▶ Assignment:
Copy out every line in the entries below that includes "title".

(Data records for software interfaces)
________________
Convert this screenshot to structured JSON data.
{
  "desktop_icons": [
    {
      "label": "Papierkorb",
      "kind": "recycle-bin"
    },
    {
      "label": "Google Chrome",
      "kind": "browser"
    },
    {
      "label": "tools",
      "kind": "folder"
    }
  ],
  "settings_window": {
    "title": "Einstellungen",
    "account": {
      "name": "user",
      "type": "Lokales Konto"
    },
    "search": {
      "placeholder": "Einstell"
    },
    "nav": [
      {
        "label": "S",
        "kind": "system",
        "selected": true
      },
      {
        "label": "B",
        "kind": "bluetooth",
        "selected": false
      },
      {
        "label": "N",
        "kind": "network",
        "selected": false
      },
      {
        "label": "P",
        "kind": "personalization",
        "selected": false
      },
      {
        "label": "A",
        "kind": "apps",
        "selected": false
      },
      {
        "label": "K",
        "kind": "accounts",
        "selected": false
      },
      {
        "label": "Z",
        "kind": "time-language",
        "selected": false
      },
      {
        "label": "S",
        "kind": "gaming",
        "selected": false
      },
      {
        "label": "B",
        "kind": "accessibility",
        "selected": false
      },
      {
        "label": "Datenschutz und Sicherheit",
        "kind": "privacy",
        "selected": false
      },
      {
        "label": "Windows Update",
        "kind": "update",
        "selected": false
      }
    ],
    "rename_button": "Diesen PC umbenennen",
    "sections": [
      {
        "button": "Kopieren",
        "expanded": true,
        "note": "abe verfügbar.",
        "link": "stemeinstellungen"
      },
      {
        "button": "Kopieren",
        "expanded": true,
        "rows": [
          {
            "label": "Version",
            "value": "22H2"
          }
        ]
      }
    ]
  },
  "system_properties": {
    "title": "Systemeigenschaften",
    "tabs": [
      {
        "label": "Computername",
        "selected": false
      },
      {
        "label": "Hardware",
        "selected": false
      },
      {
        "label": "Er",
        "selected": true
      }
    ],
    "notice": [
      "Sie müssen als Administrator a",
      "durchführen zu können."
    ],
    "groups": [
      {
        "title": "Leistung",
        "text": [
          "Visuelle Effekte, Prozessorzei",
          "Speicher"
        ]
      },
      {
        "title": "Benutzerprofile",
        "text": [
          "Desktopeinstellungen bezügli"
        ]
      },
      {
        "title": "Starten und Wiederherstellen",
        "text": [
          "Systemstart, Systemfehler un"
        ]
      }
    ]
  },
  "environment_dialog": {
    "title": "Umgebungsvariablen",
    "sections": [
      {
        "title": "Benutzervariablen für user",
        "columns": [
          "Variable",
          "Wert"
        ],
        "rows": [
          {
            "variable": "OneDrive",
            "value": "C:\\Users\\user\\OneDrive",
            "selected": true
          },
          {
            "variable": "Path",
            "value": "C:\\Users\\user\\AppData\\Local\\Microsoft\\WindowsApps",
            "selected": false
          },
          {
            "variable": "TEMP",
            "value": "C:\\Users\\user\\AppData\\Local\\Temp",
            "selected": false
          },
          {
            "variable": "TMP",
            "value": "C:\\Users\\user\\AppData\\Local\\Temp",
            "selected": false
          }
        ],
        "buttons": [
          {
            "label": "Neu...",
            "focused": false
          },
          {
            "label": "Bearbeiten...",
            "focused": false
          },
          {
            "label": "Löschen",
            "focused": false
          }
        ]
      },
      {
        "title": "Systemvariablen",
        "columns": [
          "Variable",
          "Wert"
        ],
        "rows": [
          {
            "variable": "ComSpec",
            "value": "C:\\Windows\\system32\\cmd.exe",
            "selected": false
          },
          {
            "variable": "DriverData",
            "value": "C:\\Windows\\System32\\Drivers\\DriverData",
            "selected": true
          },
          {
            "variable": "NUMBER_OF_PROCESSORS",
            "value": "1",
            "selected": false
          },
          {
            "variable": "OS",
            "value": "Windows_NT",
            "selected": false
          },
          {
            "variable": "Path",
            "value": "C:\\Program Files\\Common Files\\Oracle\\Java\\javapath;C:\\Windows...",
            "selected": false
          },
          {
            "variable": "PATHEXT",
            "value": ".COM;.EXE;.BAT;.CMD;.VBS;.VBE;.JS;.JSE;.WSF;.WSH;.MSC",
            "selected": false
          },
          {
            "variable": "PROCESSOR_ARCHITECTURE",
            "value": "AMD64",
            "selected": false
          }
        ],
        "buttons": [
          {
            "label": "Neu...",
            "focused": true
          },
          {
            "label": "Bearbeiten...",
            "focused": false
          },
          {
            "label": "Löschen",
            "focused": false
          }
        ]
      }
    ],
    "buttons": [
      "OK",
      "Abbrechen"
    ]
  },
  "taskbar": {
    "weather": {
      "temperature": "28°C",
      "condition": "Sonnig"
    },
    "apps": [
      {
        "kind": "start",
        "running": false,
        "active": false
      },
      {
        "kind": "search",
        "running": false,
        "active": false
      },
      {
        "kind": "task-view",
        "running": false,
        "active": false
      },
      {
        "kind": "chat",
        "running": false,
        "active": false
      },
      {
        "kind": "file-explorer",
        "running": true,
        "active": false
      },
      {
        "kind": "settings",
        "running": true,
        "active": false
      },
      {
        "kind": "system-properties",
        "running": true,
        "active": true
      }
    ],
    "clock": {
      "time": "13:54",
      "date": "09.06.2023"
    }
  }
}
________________
▶ Written response:
    "title": "Einstellungen",
    "title": "Systemeigenschaften",
        "title": "Leistung",
        "title": "Benutzerprofile",
        "title": "Starten und Wiederherstellen",
    "title": "Umgebungsvariablen",
        "title": "Benutzervariablen für user",
        "title": "Systemvariablen",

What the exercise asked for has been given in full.